XML Print

Download citation:
BibTeX | RIS | EndNote | Medlars | ProCite | Reference Manager | RefWorks
Send citation to:

Abutorabi E S, Irani S, Yaghmaie M, Ghaffari S H. Abemaciclib (CDK4/6 Inhibitor) Blockade Induces Cytotoxicity in Human Anaplastic Thyroid Carcinoma Cells. rbmb.net. 2020; 8 (4) :438-445
URL: http://rbmb.net/article-1-392-en.html
Abstract:   (84 Views)
Background: Thyroid cancer is the most prevalent endocrine malignancies globally. Anaplastic thyroid carcinoma (ATC) accounts for 1-3% of all Thyroid cancer. The evidence showed that ATC is a highly invasive solid tumor with poor prognosis. Despite conventional chemotherapy treatments, a considerable number of patients show developing resistance to therapeutic agents and tumor relapse. The aim of this study was the investigation anti-tumor effect of Abemaciclib (novel targeted cancer therapy drug) on Anaplastic Thyroid carcinoma SW1736 and C643 cell lines.

Methods: SW1736 and C643 cell lines were treated by desire concentrations of Abemaciclib (0, 1, 2.5, 5, 10, and 20 μM) and cell viability was measured by MTT assay. Also, Anoikis resistance assay was conducted for non-adherent the cells in the exposure of Abemaciclib. The gene expression of apoptotic and anti-apoptotic genes was conducted by quantitative Real-time PCR.

Results: Abemaciclib at the concentration of 10 and 20 μM effectively reduced cell proliferation and growth of the ATC cells compared to the control (p=0.000). Furthermore, we showed that 10 and 20 μM doses of the Abemaciclib inhibited the non-adherent ATC cells which were resistant to Anoikis death significantly (p=0.001). Moreover, we demonstrated this targeted therapy significantly reduced anti-apoptotic gene expression levels (BCL2 and CMYC) (p<0.05) and increased apoptotic gene expressions such as P21 and BAX (p<0.05).

Conclusions: Our data suggested that Abemaciclib can be utilized as a novel therapeutic agent in ATC cancer. Further in vivo and in vitro investigations are needed to evaluate molecular and clinical mechanisms of Abemaciclib.
Full-Text [PDF 285 kb]   (61 Downloads)    
Type of Article: Original Article | Subject: Molecular Biology
Received: 2019/08/17 | Accepted: 2019/08/29 | Published: 2020/05/10

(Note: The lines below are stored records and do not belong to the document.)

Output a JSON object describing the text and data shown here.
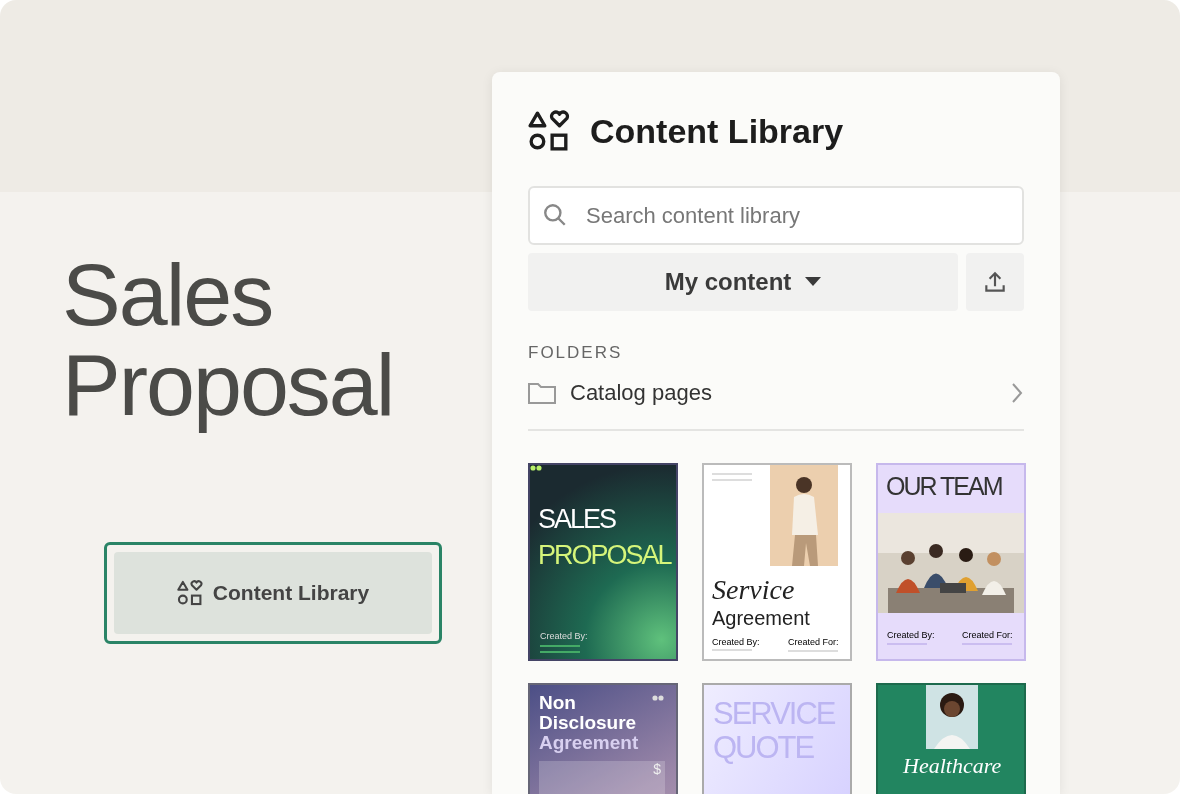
{
  "hero": {
    "title": "Sales Proposal",
    "button": {
      "label": "Content Library",
      "focused": true
    }
  },
  "panel": {
    "title": "Content Library",
    "search": {
      "placeholder": "Search content library"
    },
    "filter": {
      "label": "My content"
    },
    "section": "FOLDERS",
    "folders": [
      {
        "name": "Catalog pages"
      }
    ],
    "templates": [
      {
        "kind": "sales",
        "lines": [
          "SALES",
          "PROPOSAL"
        ],
        "created_by": "Created By:"
      },
      {
        "kind": "service",
        "lines": [
          "Service",
          "Agreement"
        ],
        "created_by": "Created By:",
        "created_for": "Created For:"
      },
      {
        "kind": "team",
        "lines": [
          "OUR TEAM"
        ],
        "created_by": "Created By:",
        "created_for": "Created For:"
      },
      {
        "kind": "nda",
        "lines": [
          "Non",
          "Disclosure",
          "Agreement"
        ],
        "symbol": "$"
      },
      {
        "kind": "quote",
        "lines": [
          "SERVICE",
          "QUOTE"
        ]
      },
      {
        "kind": "health",
        "lines": [
          "Healthcare"
        ]
      }
    ]
  }
}
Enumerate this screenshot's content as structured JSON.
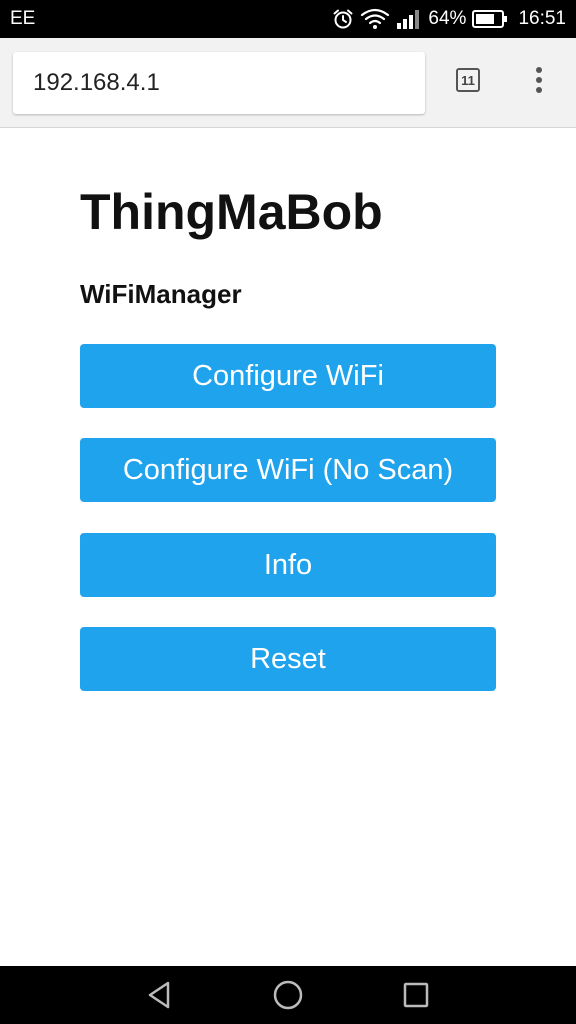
{
  "status_bar": {
    "carrier": "EE",
    "battery_percent": "64%",
    "time": "16:51",
    "icons": [
      "alarm-icon",
      "wifi-icon",
      "signal-icon",
      "battery-icon"
    ]
  },
  "browser": {
    "url": "192.168.4.1",
    "tab_count": "11",
    "icons": [
      "tab-switcher-icon",
      "overflow-menu-icon"
    ]
  },
  "page": {
    "title": "ThingMaBob",
    "subtitle": "WiFiManager",
    "buttons": [
      {
        "label": "Configure WiFi"
      },
      {
        "label": "Configure WiFi (No Scan)"
      },
      {
        "label": "Info"
      },
      {
        "label": "Reset"
      }
    ]
  },
  "nav_bar": {
    "icons": [
      "back-icon",
      "home-icon",
      "recents-icon"
    ]
  },
  "colors": {
    "button_bg": "#1fa3ec",
    "button_text": "#ffffff",
    "status_bar_bg": "#000000",
    "toolbar_bg": "#f2f2f2"
  }
}
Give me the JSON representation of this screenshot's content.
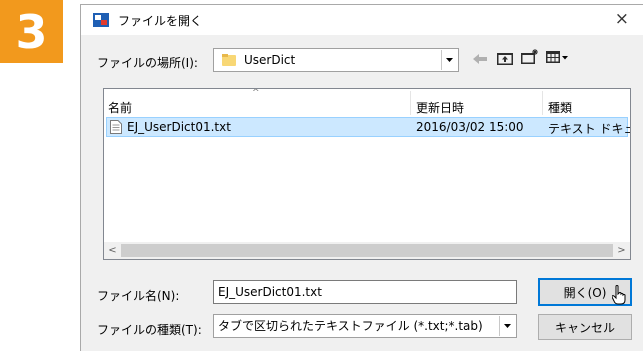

Add your comments about this article : Your username or Email:

© 2015 All Rights Reserved | Reports of Biochemistry and Molecular Biology

Designed & Developed by : Yektaweb